How many female leading chefs can you namecheck that have or had their own (usually short-lived) show? A few, yes, Mary Berry, Rachel Khoo, Lorraine Pascale, Rachel Allen and more recently the brilliant Nadiya Hussain but I’d hazard a guess you could not name as many female chefs as male. The thing is there’s been women in the background cooking all along - often (but not always) being shouted at, controlled, or stopped in their tracks from promotion by shouty power hungry males throwing their weight and loose sexist tongues around the kitchen. And in so doing, creating a hostile environment where actually it’s easier to choose sticking to chopping the veggies than face humiliation or the sack. Let the power hungry guys take the glory of cooking up what you’ve spent all day chopping. The new wave of women chefs are cutting all that nonsense out, advocating a strictly non-hierarchical kitchen with a focus instead on going somewhere ‘nice to work.’ As the title suggests, the common denominator is the desire to want to cook and serve nice food - not channeling energy into innane kitchen politics that don't matter.
On closer inspection, these women have been doing it for some time now. They just didn’t get the privilege (if you can call it that), of exposure to make it into common household parlance, (maybe it’s the TV executives and newspaper editor’s we need to be talking to). Think of the perambulatory and quirky Two Fat Ladies (yes maybe we really do need to talk to the TV people), the late Jennifer Paterson and Clarissa Dickson Wright who kicked off proceedings in 1996. And the wonderful River Cafe founders, Ruth Rogers and the late Rose Gray who took the very brave step of serving delicious, no fuss food out of a scenic cafe in London’s Hammersmith.
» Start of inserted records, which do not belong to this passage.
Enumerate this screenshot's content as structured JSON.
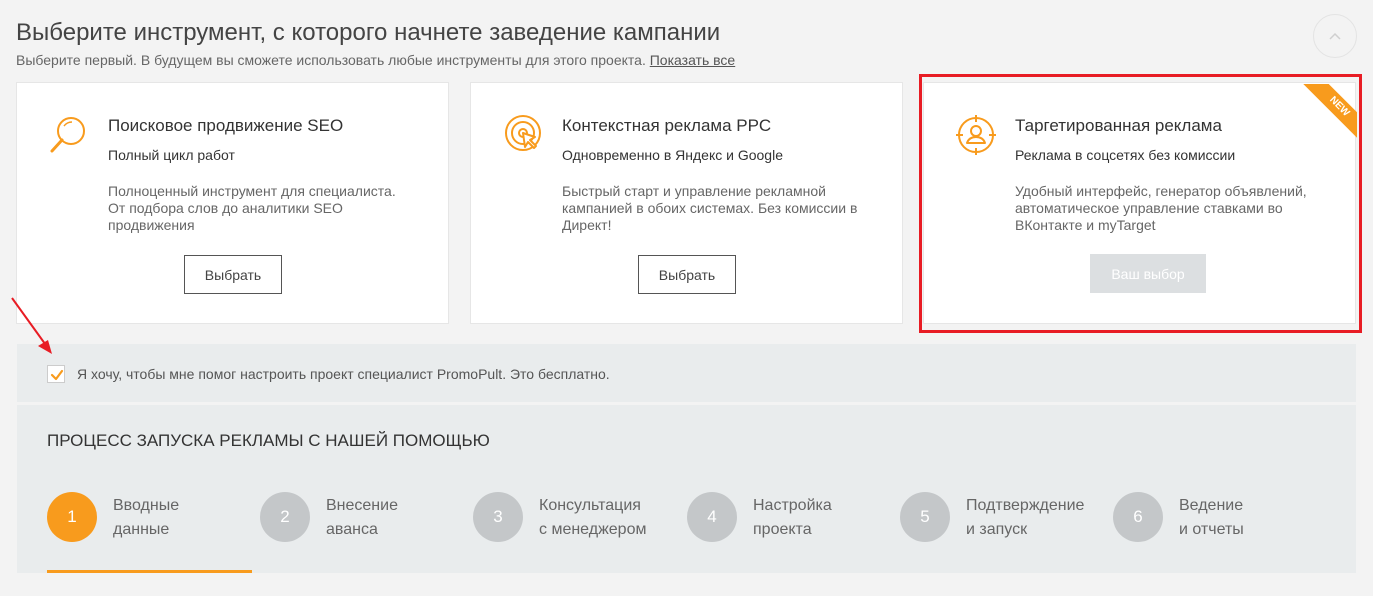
{
  "header": {
    "title": "Выберите инструмент, с которого начнете заведение кампании",
    "subtitle": "Выберите первый. В будущем вы сможете использовать любые инструменты для этого проекта.",
    "show_all": "Показать все"
  },
  "cards": [
    {
      "title": "Поисковое продвижение SEO",
      "subtitle": "Полный цикл работ",
      "description": "Полноценный инструмент для специалиста. От подбора слов до аналитики SEO продвижения",
      "button": "Выбрать",
      "icon": "magnifier-icon"
    },
    {
      "title": "Контекстная реклама PPC",
      "subtitle": "Одновременно в Яндекс и Google",
      "description": "Быстрый старт и управление рекламной кампанией в обоих системах. Без комиссии в Директ!",
      "button": "Выбрать",
      "icon": "target-cursor-icon"
    },
    {
      "title": "Таргетированная реклама",
      "subtitle": "Реклама в соцсетях без комиссии",
      "description": "Удобный интерфейс, генератор объявлений, автоматическое управление ставками во ВКонтакте и myTarget",
      "button": "Ваш выбор",
      "badge": "NEW",
      "icon": "person-crosshair-icon"
    }
  ],
  "consent": {
    "label": "Я хочу, чтобы мне помог настроить проект специалист PromoPult. Это бесплатно.",
    "checked": true
  },
  "process": {
    "title": "ПРОЦЕСС ЗАПУСКА РЕКЛАМЫ С НАШЕЙ ПОМОЩЬЮ",
    "steps": [
      {
        "num": "1",
        "line1": "Вводные",
        "line2": "данные"
      },
      {
        "num": "2",
        "line1": "Внесение",
        "line2": "аванса"
      },
      {
        "num": "3",
        "line1": "Консультация",
        "line2": "с менеджером"
      },
      {
        "num": "4",
        "line1": "Настройка",
        "line2": "проекта"
      },
      {
        "num": "5",
        "line1": "Подтверждение",
        "line2": "и запуск"
      },
      {
        "num": "6",
        "line1": "Ведение",
        "line2": "и отчеты"
      }
    ],
    "active_step": 1
  },
  "colors": {
    "accent": "#f89b1d",
    "highlight_frame": "#e81c24",
    "panel_bg": "#e9eced",
    "inactive_step": "#c4c7c9"
  }
}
That was back in 1987 when the food scene was in a definitive ‘I am not worthy’ Gallic shadow. But that ‘caf’ is now considered to be one of the firmest culinary cornerstones in the UK and still doing a roaring trade 31 years later. Ladies, what a total humdinger.
The change is visible beyond the hipster capital of Glasgow (Finnieston) where Rosie and other purveyors of delicious food have set up eateries (The Gannet, Ox and Finch, the Kelvingrove cafe). More very talented female chefs are being afforded the exposure they so deserve. Clare Smyth, owner and head chef of Core in Notting Hill is the first and only female chef to run a restaurant with three Michelin-stars in the UK - oh and did I mention she was also chosen from a long list to be the wedding caterer at Harry and Meghan’s wedding. Skye Gyngell at Spring, Angela Harnett at MURANO, Monica Galletti at Mere. The ladies have stepped out of the kitchen back benches and the revolution is finally underway.
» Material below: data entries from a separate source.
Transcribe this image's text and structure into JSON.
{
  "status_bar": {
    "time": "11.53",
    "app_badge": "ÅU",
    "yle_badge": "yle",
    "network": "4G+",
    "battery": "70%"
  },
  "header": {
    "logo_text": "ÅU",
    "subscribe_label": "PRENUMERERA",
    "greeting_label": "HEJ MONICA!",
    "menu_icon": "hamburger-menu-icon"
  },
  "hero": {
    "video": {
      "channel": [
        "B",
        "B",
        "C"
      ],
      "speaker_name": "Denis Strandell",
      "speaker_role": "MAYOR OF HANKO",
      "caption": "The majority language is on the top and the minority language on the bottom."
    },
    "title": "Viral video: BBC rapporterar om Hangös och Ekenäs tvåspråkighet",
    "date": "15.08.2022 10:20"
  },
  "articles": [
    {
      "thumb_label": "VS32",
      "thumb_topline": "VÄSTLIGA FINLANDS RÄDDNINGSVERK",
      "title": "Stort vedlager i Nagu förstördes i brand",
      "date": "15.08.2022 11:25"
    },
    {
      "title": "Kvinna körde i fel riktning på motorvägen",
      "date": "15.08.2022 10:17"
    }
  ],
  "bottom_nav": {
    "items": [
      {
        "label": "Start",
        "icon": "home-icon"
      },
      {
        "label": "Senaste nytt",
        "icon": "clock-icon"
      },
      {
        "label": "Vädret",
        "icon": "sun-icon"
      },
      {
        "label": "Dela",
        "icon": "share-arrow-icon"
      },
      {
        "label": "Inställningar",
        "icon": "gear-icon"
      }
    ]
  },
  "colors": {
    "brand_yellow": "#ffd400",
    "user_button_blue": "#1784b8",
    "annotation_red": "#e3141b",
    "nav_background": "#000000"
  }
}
The female is pervading into the critics space too with Grace Dent replacing the stupendous late AA Gill at the Sunday Times and Faye Maschler still chomping her way around London town at the Evening Standard since 1972. But there’s still some catch up to do - Giles Coren, Jay Rayner watch this space.
And to all female chefs - even if you don’t run a restaurant or a beautiful chic cafe somewhere hip or you’ve not quite got around to arranging that enviable twinkly light pop up space, but most days you plan, shop, cook and labour over a hot stove because you love to feed your family and you too love to eat, then you too are the best chef you can get - real and honest. And let's be honest the only jelly in sight is one from a packet jammed to the rafters with e-numbers. Let’s celebrate our grandmothers and mothers that taught us, let’s celebrate food, let’s celebrate what sharing a meal means. And let’s pass it on to our own.
And most importantly, let’s have loads of tasty food whilst we’re doing it.
Nom Nom Nom.
Just add lashings of gravy to everything
*Very wise words uttered by Rosie Healey, she of Alchemilla